One constant that the Ravens have been blessed with is the presence of GM Ozzie Newsome, affectionately called the "Wizard of Oz" by Ravens fans far and wide for his shrewd personnel moves and ability to consistently put together teams with superior talent, ultimately resulting in several playoff appearances and a Super Bowl Championship.
This year, many people, me included, are expecting a big-time run toward the second Lombardi in franchise history. But for that to happen, these five guys need to contribute to the cause more than they have previously.
The only healthy starting-caliber corner on the Ravens' roster, following the ACL injuries to both Fabian Washington and Lardarius Webb, Domonique Foxworth was signed prior to last season to be one of the Ravens' starting corners.
He was decent in that role.
While some Ravens fans were critical of his play due to his high-paying contract, it was unreasonable to expect him to suddenly transform into a Deion Sanders-like player without any knowledge of a new defensive system.
He got better as the season went on and he got to know the system.
While Lardarius Webb is well ahead of his rehab schedule and looks like he might even be ready for the last week or two of the preseason, Foxworth has had the benefit of a full offseason in his new home and is being paid like the Ravens' No. 1 cornerback.
Now he has to play like it.
The Ravens' 2nd round pick in the 2009 NFL Draft, Paul Kruger was heralded as the next big-time pass rusher to join the Ravens' defense with a high motor and good athleticism.
While it was fine for a rookie to not be a starter, Kruger is not a special teams player, and that made it difficult for him to get on the field at all in 2009.
The obvious exception, of course, that many Ravens fans remember, was his interception of Steelers QB Dennis Dixon in overtime, setting up Billy Cundiff's (almost typed Matt Stover there, still feels weird) game-winning field goal.
Kruger is moving to defensive end this year, playing at an increased weight of about 290 pounds compared to a leaner 275 that he played at linebacker last season. He'll play the five-technique and add to a rotation on the defensive line, where he'll be expected to both plug the run and rush the quarterback.
But any way you slice it, Kruger has to start making plays this year or risk making himself a rare Ozzie Newsome draft bust.
The Ravens struggled to find stability at the Jack inside linebacker position opposite Ray Lewis, which had been filled for so long by Bart Scott. By the end of the year, however, Ellerbe seemed like the guy who had won the job—not so much by making plays, but by default.
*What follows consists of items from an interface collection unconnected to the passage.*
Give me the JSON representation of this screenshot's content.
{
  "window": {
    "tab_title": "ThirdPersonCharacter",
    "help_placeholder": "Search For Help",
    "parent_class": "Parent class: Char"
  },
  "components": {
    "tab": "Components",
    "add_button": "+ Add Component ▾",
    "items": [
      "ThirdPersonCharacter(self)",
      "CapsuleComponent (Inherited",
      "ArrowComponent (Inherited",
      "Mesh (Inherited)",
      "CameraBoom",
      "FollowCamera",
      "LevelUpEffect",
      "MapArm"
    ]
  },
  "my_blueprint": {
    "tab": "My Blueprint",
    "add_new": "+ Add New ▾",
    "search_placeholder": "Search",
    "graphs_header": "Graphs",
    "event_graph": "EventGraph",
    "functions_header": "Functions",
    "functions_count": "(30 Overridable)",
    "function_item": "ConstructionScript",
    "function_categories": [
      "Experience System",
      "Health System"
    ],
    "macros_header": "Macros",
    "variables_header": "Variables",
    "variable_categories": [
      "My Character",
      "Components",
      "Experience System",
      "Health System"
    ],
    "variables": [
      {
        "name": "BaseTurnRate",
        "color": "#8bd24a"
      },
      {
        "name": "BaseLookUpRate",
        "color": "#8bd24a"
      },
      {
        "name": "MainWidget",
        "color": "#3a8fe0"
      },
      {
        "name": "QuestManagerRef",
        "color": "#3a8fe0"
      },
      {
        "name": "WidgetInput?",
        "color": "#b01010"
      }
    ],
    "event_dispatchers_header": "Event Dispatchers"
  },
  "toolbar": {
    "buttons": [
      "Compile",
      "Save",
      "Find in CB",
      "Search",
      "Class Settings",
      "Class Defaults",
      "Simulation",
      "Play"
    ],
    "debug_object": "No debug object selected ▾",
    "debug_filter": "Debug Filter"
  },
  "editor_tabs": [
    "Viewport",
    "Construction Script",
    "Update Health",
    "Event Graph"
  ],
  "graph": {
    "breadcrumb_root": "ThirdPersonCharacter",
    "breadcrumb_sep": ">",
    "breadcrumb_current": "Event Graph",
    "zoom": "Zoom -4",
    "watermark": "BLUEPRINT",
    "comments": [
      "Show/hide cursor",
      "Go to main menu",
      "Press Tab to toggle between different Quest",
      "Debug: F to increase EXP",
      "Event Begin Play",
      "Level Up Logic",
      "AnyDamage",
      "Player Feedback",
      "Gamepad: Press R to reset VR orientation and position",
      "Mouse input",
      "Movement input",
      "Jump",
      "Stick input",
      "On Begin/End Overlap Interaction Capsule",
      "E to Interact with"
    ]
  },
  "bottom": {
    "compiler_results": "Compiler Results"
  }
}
Well, friend, you don't hold starting jobs on this defense through the absence of competition, and you'd better expect the Ravens to be looking for improvement at this position.
Ellerbe's position is often assigned "dirty work," so he isn't always in position to make plays, but the Ravens expect more plays when he is put in position to do so this year.
I know Suggs hates to talk about his contract, but the fact is he signed a $63 million extension with $38 million guaranteed.
The Ravens were right to give franchise-type money to Suggs, but you never know how someone is going to react when they get their first big contract. Thanks in part to injury, which admittedly hindered Suggs's play, the guy turned in a clunker last season, putting up a very pedestrian 4.5 sacks.
For what he's getting paid, Suggs should be in the conversation for Defensive Player of the Year, or at absolute minimum, getting double digit sacks—probably closer to 12 or 13. Suggs isn't hiding from the fact that he had a crappy year last season, to his credit. But if the Ravens are going to make a Super Bowl run, Suggs's revitalization needs to happen NOW.
I'm one of those people who assumes that Anquan Boldin will continue to play at a Pro Bowl level despite a change of scenery and that Derrick Mason is very much a viable No. 2 option, even at this late stage of his career.
I'm also one of those people who feels like the Ravens have two very talented swing tackles—Michael Oher and Jared Gaither—who can play on either side of the offensive line. Finally, I'm pretty sure that there isn't a football fan anywhere who would deny that Ray Rice isn't one of the top running backs in the NFL.
In other words, Joe Flacco's supporting cast is all-world. There is a very select group of teams with clearly superior talent on the offensive side as the Ravens—the Colts, the Saints, and... that might be it (some other teams are very close to the Ravens but aren't indisputably better).
Flacco played well enough as a rookie to go to the AFC title game, and improved in his sophomore season. But at some point, a GM can only surround a player with so much talent—the player himself has to make it all go. While I'm optimistic that he can, there remain doubts as to whether "Joe Cool" can be a truly elite NFL quarterback.
That's all folks, hope you enjoyed it!